Action item
Make an exact copy of every entry.

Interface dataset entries

----------------------------------------

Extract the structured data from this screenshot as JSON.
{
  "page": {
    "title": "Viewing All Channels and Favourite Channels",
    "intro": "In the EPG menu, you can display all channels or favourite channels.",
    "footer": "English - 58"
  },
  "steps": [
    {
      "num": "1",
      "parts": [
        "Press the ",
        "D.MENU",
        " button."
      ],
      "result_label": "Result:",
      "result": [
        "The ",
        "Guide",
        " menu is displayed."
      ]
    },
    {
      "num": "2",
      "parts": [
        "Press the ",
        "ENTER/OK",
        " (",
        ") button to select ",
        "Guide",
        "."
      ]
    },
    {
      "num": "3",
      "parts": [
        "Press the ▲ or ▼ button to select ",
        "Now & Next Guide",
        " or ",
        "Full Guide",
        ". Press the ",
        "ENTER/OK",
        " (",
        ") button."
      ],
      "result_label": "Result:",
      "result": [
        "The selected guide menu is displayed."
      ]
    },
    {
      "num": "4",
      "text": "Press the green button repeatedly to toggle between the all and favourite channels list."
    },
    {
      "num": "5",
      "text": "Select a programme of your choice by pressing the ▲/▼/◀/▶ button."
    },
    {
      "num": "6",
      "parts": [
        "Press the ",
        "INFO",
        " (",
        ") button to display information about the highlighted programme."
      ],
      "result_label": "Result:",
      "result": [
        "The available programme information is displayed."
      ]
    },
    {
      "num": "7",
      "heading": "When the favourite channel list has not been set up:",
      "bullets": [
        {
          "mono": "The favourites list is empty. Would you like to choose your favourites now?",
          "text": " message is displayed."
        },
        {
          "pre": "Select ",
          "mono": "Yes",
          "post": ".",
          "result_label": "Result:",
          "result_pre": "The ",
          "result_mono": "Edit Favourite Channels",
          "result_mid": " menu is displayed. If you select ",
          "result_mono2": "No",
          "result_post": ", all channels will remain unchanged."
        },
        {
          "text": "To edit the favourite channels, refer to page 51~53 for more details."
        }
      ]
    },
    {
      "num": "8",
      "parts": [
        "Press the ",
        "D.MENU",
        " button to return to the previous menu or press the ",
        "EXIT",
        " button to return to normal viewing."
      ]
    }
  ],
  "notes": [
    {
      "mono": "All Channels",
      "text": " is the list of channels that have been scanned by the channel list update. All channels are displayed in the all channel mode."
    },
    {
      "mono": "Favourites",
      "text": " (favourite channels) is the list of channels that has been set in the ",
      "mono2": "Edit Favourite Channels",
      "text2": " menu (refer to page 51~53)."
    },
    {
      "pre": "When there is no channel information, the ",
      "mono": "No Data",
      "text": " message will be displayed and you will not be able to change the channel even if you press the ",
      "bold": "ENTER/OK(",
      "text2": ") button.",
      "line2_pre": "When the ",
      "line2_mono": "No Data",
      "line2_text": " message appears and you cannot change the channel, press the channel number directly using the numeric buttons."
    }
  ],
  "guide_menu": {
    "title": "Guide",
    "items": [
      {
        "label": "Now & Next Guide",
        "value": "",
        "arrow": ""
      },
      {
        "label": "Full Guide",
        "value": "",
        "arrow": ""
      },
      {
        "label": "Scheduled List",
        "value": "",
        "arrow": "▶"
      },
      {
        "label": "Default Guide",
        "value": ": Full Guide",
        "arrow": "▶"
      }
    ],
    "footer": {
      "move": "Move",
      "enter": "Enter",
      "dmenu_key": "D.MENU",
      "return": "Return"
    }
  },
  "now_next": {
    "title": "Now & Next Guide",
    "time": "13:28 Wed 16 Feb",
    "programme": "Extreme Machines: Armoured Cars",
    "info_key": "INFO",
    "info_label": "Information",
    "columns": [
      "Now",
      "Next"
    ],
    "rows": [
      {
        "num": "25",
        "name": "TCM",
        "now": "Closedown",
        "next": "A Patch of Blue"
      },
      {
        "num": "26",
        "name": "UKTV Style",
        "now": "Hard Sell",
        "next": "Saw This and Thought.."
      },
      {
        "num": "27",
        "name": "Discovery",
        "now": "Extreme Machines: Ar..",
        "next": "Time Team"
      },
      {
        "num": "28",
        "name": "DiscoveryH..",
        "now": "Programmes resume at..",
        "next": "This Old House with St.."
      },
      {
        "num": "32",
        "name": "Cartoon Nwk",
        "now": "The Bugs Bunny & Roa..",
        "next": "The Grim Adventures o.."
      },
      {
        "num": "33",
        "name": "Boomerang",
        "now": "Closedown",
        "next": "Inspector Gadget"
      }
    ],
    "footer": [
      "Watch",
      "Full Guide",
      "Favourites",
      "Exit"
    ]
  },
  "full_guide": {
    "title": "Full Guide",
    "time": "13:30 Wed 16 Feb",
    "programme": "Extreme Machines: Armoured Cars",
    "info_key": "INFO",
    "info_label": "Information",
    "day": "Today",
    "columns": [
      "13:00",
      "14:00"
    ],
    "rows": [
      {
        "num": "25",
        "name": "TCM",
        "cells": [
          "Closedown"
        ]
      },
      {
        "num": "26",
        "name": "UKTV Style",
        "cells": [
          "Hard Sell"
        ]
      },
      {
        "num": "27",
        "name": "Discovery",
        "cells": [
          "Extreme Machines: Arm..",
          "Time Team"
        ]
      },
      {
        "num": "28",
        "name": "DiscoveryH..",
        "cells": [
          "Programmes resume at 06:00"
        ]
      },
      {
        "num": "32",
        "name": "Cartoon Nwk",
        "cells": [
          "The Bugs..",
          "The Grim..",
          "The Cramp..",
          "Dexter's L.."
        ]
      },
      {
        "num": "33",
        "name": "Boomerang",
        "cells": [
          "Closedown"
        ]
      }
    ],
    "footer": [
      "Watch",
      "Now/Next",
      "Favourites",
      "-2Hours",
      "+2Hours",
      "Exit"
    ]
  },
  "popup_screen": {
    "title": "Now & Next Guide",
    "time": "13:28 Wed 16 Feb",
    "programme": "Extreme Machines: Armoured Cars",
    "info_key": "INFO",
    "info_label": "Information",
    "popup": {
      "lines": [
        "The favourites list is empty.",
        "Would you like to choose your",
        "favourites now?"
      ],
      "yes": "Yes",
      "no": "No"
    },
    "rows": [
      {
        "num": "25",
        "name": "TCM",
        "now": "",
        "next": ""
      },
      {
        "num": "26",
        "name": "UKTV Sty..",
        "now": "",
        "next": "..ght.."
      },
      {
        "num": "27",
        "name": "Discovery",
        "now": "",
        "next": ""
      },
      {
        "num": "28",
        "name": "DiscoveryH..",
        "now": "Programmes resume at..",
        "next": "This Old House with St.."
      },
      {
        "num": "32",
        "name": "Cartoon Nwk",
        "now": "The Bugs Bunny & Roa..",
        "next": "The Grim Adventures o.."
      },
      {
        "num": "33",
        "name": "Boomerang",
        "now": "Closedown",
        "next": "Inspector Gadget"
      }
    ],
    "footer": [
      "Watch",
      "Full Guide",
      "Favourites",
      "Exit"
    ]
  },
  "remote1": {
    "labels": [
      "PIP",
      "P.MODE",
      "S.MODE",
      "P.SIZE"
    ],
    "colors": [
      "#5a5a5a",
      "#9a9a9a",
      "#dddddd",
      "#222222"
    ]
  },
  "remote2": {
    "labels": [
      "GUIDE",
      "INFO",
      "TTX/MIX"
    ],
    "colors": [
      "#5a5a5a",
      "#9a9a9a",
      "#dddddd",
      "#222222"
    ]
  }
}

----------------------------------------

Finished exercise
Extract the structured data from this screenshot as JSON.
{
  "page": {
    "title": "Viewing All Channels and Favourite Channels",
    "intro": "In the EPG menu, you can display all channels or favourite channels.",
    "footer": "English - 58"
  },
  "steps": [
    {
      "num": "1",
      "parts": [
        "Press the ",
        "D.MENU",
        " button."
      ],
      "result_label": "Result:",
      "result": [
        "The ",
        "Guide",
        " menu is displayed."
      ]
    },
    {
      "num": "2",
      "parts": [
        "Press the ",
        "ENTER/OK",
        " (",
        ") button to select ",
        "Guide",
        "."
      ]
    },
    {
      "num": "3",
      "parts": [
        "Press the ▲ or ▼ button to select ",
        "Now & Next Guide",
        " or ",
        "Full Guide",
        ". Press the ",
        "ENTER/OK",
        " (",
        ") button."
      ],
      "result_label": "Result:",
      "result": [
        "The selected guide menu is displayed."
      ]
    },
    {
      "num": "4",
      "text": "Press the green button repeatedly to toggle between the all and favourite channels list."
    },
    {
      "num": "5",
      "text": "Select a programme of your choice by pressing the ▲/▼/◀/▶ button."
    },
    {
      "num": "6",
      "parts": [
        "Press the ",
        "INFO",
        " (",
        ") button to display information about the highlighted programme."
      ],
      "result_label": "Result:",
      "result": [
        "The available programme information is displayed."
      ]
    },
    {
      "num": "7",
      "heading": "When the favourite channel list has not been set up:",
      "bullets": [
        {
          "mono": "The favourites list is empty. Would you like to choose your favourites now?",
          "text": " message is displayed."
        },
        {
          "pre": "Select ",
          "mono": "Yes",
          "post": ".",
          "result_label": "Result:",
          "result_pre": "The ",
          "result_mono": "Edit Favourite Channels",
          "result_mid": " menu is displayed. If you select ",
          "result_mono2": "No",
          "result_post": ", all channels will remain unchanged."
        },
        {
          "text": "To edit the favourite channels, refer to page 51~53 for more details."
        }
      ]
    },
    {
      "num": "8",
      "parts": [
        "Press the ",
        "D.MENU",
        " button to return to the previous menu or press the ",
        "EXIT",
        " button to return to normal viewing."
      ]
    }
  ],
  "notes": [
    {
      "mono": "All Channels",
      "text": " is the list of channels that have been scanned by the channel list update. All channels are displayed in the all channel mode."
    },
    {
      "mono": "Favourites",
      "text": " (favourite channels) is the list of channels that has been set in the ",
      "mono2": "Edit Favourite Channels",
      "text2": " menu (refer to page 51~53)."
    },
    {
      "pre": "When there is no channel information, the ",
      "mono": "No Data",
      "text": " message will be displayed and you will not be able to change the channel even if you press the ",
      "bold": "ENTER/OK(",
      "text2": ") button.",
      "line2_pre": "When the ",
      "line2_mono": "No Data",
      "line2_text": " message appears and you cannot change the channel, press the channel number directly using the numeric buttons."
    }
  ],
  "guide_menu": {
    "title": "Guide",
    "items": [
      {
        "label": "Now & Next Guide",
        "value": "",
        "arrow": ""
      },
      {
        "label": "Full Guide",
        "value": "",
        "arrow": ""
      },
      {
        "label": "Scheduled List",
        "value": "",
        "arrow": "▶"
      },
      {
        "label": "Default Guide",
        "value": ": Full Guide",
        "arrow": "▶"
      }
    ],
    "footer": {
      "move": "Move",
      "enter": "Enter",
      "dmenu_key": "D.MENU",
      "return": "Return"
    }
  },
  "now_next": {
    "title": "Now & Next Guide",
    "time": "13:28 Wed 16 Feb",
    "programme": "Extreme Machines: Armoured Cars",
    "info_key": "INFO",
    "info_label": "Information",
    "columns": [
      "Now",
      "Next"
    ],
    "rows": [
      {
        "num": "25",
        "name": "TCM",
        "now": "Closedown",
        "next": "A Patch of Blue"
      },
      {
        "num": "26",
        "name": "UKTV Style",
        "now": "Hard Sell",
        "next": "Saw This and Thought.."
      },
      {
        "num": "27",
        "name": "Discovery",
        "now": "Extreme Machines: Ar..",
        "next": "Time Team"
      },
      {
        "num": "28",
        "name": "DiscoveryH..",
        "now": "Programmes resume at..",
        "next": "This Old House with St.."
      },
      {
        "num": "32",
        "name": "Cartoon Nwk",
        "now": "The Bugs Bunny & Roa..",
        "next": "The Grim Adventures o.."
      },
      {
        "num": "33",
        "name": "Boomerang",
        "now": "Closedown",
        "next": "Inspector Gadget"
      }
    ],
    "footer": [
      "Watch",
      "Full Guide",
      "Favourites",
      "Exit"
    ]
  },
  "full_guide": {
    "title": "Full Guide",
    "time": "13:30 Wed 16 Feb",
    "programme": "Extreme Machines: Armoured Cars",
    "info_key": "INFO",
    "info_label": "Information",
    "day": "Today",
    "columns": [
      "13:00",
      "14:00"
    ],
    "rows": [
      {
        "num": "25",
        "name": "TCM",
        "cells": [
          "Closedown"
        ]
      },
      {
        "num": "26",
        "name": "UKTV Style",
        "cells": [
          "Hard Sell"
        ]
      },
      {
        "num": "27",
        "name": "Discovery",
        "cells": [
          "Extreme Machines: Arm..",
          "Time Team"
        ]
      },
      {
        "num": "28",
        "name": "DiscoveryH..",
        "cells": [
          "Programmes resume at 06:00"
        ]
      },
      {
        "num": "32",
        "name": "Cartoon Nwk",
        "cells": [
          "The Bugs..",
          "The Grim..",
          "The Cramp..",
          "Dexter's L.."
        ]
      },
      {
        "num": "33",
        "name": "Boomerang",
        "cells": [
          "Closedown"
        ]
      }
    ],
    "footer": [
      "Watch",
      "Now/Next",
      "Favourites",
      "-2Hours",
      "+2Hours",
      "Exit"
    ]
  },
  "popup_screen": {
    "title": "Now & Next Guide",
    "time": "13:28 Wed 16 Feb",
    "programme": "Extreme Machines: Armoured Cars",
    "info_key": "INFO",
    "info_label": "Information",
    "popup": {
      "lines": [
        "The favourites list is empty.",
        "Would you like to choose your",
        "favourites now?"
      ],
      "yes": "Yes",
      "no": "No"
    },
    "rows": [
      {
        "num": "25",
        "name": "TCM",
        "now": "",
        "next": ""
      },
      {
        "num": "26",
        "name": "UKTV Sty..",
        "now": "",
        "next": "..ght.."
      },
      {
        "num": "27",
        "name": "Discovery",
        "now": "",
        "next": ""
      },
      {
        "num": "28",
        "name": "DiscoveryH..",
        "now": "Programmes resume at..",
        "next": "This Old House with St.."
      },
      {
        "num": "32",
        "name": "Cartoon Nwk",
        "now": "The Bugs Bunny & Roa..",
        "next": "The Grim Adventures o.."
      },
      {
        "num": "33",
        "name": "Boomerang",
        "now": "Closedown",
        "next": "Inspector Gadget"
      }
    ],
    "footer": [
      "Watch",
      "Full Guide",
      "Favourites",
      "Exit"
    ]
  },
  "remote1": {
    "labels": [
      "PIP",
      "P.MODE",
      "S.MODE",
      "P.SIZE"
    ],
    "colors": [
      "#5a5a5a",
      "#9a9a9a",
      "#dddddd",
      "#222222"
    ]
  },
  "remote2": {
    "labels": [
      "GUIDE",
      "INFO",
      "TTX/MIX"
    ],
    "colors": [
      "#5a5a5a",
      "#9a9a9a",
      "#dddddd",
      "#222222"
    ]
  }
}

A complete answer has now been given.